I love William Newell. He is not a scholar; he is a preacher. He preaches through Romans from a decidedly fundamentalist and dispensational point of view. He is a bit dated, I would say, but he is a pleasure for his forthrightness and you will find some strong affirmations of biblical truth in his book.

Sanday, William, and Arthur Headlam. A Critical and Exegetical Commentary on The Epistle to the Romans. The International Critical Commentary. Edinburgh: T. & T. Clark, 1992.

I believe S&H are Arminian in theology, though I did not notice anything that even Calvinist readers would find objectionable (though I am not a Calvinist, that is probably partly why!). Their commentary is on the Greek, they are very good with the Greek, pithy and often helpful. I think their commentary is well worth having, though they do not deal with every issue that comes up in interpreting Romans.

Wiersbe, Warren W. Be Right. Wheaton, IL: Victor Books, 1977.

Wiersbe is another devotional commentary.

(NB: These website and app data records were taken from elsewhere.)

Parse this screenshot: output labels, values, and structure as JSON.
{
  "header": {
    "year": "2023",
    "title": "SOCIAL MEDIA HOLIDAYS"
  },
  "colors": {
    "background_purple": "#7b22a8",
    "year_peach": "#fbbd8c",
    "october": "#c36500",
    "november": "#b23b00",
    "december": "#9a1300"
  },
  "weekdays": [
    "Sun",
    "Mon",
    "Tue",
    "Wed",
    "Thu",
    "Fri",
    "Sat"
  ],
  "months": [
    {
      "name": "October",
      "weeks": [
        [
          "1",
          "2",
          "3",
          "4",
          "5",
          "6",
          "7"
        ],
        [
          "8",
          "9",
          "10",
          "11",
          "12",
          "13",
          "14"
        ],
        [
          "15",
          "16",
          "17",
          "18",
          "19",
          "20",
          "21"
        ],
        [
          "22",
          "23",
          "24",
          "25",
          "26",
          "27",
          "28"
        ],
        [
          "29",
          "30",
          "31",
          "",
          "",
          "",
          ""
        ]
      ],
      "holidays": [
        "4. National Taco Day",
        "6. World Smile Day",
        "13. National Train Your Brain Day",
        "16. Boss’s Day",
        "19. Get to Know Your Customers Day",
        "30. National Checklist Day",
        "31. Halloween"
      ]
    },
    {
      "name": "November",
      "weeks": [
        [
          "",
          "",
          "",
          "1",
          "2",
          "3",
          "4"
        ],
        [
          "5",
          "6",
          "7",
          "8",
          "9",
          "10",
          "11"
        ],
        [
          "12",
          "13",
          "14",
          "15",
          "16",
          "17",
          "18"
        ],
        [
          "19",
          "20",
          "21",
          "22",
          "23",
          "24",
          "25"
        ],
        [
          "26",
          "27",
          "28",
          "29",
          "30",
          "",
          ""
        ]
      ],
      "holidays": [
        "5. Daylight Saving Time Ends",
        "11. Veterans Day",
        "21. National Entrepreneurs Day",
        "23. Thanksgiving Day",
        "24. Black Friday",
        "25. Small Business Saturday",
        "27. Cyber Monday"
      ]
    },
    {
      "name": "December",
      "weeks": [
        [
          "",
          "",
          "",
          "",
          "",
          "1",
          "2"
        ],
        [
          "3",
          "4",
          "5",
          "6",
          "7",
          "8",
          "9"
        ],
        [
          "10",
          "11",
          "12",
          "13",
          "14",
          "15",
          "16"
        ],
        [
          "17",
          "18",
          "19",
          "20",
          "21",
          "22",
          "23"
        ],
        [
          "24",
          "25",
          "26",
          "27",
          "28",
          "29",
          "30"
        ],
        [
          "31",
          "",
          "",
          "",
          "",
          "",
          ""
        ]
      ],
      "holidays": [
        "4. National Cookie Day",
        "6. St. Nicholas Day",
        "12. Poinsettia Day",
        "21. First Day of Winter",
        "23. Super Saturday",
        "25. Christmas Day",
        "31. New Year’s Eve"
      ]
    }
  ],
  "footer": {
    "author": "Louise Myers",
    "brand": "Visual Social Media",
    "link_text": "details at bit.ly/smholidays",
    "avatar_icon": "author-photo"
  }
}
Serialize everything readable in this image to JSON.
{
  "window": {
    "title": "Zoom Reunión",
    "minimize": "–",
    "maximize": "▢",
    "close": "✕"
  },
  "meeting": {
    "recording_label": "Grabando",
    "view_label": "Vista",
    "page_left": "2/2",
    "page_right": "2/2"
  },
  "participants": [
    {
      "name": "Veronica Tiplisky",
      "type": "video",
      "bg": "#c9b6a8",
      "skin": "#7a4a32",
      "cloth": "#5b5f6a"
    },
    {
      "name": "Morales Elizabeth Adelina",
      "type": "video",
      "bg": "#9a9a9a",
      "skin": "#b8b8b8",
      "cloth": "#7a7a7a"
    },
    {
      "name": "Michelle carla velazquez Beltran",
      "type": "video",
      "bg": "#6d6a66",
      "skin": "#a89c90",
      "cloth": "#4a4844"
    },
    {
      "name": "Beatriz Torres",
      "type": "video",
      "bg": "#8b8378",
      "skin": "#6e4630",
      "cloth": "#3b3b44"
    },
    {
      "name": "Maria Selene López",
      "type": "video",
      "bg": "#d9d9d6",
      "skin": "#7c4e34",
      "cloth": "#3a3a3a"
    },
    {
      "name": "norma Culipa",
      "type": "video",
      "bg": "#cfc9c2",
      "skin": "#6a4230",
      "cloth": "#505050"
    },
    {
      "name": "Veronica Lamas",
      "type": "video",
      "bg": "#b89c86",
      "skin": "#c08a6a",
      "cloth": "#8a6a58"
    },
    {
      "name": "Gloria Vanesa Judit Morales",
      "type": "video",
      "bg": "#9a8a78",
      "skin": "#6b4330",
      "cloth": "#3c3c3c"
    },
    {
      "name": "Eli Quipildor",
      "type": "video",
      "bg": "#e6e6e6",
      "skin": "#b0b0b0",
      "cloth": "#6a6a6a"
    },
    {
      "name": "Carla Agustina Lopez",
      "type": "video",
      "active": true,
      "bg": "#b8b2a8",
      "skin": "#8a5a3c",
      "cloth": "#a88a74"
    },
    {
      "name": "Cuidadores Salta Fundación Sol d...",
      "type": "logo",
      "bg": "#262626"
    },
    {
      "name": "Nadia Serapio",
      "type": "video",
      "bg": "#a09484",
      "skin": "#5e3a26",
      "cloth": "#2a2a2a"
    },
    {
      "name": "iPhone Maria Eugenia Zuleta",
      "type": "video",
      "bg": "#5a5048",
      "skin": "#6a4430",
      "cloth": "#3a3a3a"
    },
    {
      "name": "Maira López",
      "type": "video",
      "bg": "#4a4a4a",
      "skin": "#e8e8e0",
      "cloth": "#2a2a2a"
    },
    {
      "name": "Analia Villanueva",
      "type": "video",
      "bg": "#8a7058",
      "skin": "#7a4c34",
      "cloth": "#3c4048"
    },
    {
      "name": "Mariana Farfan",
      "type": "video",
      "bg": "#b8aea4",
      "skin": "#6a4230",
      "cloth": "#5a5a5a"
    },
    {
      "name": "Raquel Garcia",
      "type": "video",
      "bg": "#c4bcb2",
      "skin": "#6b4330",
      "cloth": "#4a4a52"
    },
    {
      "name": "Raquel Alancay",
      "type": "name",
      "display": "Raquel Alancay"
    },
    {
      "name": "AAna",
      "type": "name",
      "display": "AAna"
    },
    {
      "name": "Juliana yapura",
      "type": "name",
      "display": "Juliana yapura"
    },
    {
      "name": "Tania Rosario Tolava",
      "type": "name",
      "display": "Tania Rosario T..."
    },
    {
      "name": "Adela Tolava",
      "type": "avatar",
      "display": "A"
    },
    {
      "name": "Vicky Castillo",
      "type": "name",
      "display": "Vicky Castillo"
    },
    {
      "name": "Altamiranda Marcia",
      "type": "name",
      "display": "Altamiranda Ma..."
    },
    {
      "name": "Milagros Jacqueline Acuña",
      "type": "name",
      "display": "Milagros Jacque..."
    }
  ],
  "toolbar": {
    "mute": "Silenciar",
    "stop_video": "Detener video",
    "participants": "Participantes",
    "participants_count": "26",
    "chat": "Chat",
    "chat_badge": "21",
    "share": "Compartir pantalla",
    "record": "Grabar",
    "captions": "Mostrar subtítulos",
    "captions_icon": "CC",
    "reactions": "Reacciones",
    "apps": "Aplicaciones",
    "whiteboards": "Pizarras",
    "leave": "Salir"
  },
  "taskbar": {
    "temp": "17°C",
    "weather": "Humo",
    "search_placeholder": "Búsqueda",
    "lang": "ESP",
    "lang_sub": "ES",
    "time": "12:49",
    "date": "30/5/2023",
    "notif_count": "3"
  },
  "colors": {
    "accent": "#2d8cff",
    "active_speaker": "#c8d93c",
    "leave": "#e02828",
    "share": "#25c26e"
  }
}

He is a tremendous outliner. You will also find some insight you can use in preaching. I like to have devotional commentaries to balance the technical ones. They are a help to keep you from being a “heady” preacher.

There you have it. I loved preaching through Romans. These books were my friends and my burden. But I think I grew a lot working through the text just as these men did. I think our people did also. On to the Acts of the Apostles, now!

Comments

  1. Don,

    I know you have expressed frustration in the past with Schreiner but I would put him up a step below Moo for thoroughness and helpfulness. Cranfield is often profound but he is very technical and sometimes too succinct. I’ve mentioned Boice to you before and I would say his four-volume work on Romans is a must have. D. Martin Lloyd-Jones can be good but he is very laborious – so laborious that he never finished before he died. Based on my experience I’d rank my commentaries:

    Moo
    Schreiner
    Murray
    Boice
    Cranfield
    Leon Morris
    Lloyd-Jones
    Hodge

    • Thanks for the note. You are probably right about Schreiner, but he made me mad with that footnote and I was already reading too many commentaries as it is.

      I was in a meeting with some fellow-pastors today. One of them suggested that I should have cut out some of my lighter devotional commentaries instead, adding in the extra scholarly ones. The thing is, I value the devotional commentaries and they actually don’t take that much time to read. The devotional commentaries help with the heart of the passage, not losing sight of the forest for the trees.

      I think you are probably right on the ranking, too, but not having read much of Schreiner and none of Boice/Cranfield, I have to say Murray and Moo are very close in value. Moo has all the issues surrounded, he can give you all the technical detail and (usually) a good reason for taking the view he takes. But Murray gives you the technical stuff with better heart, I think. He is a bit wordy at times, though.

      Anyway, thanks again for commenting. Watch my FB page tomorrow, you’ll see what I was up to today.

      Maranatha!
      Don Johnson
      Jer 33.3

  2. Clovis Gentilhomme says:

    Very interesting, to the point, critique, Tim.

  3. I read a limited number of blogs but rarely comment in any of them. The best part about this recent blog post is that you are blogging again! I hope your time and health allows you to continue regular contributions to oxgoad. It is one blog that is worth reading.

    • Hi Carlos,

      Thank you for the kind comments. Well, I guess I should do something more regular here. I am so busy with Proclaim & Defend that this has become a ‘rountuit’ sort of place. Perhaps your note will inspire me to do something more regularly here. It’s not that there is a shortage of things to talk about!

      I do hope you also follow P&D. We are putting out some good stuff over there.

      Maranatha!
      Don Johnson
      Jer 33.3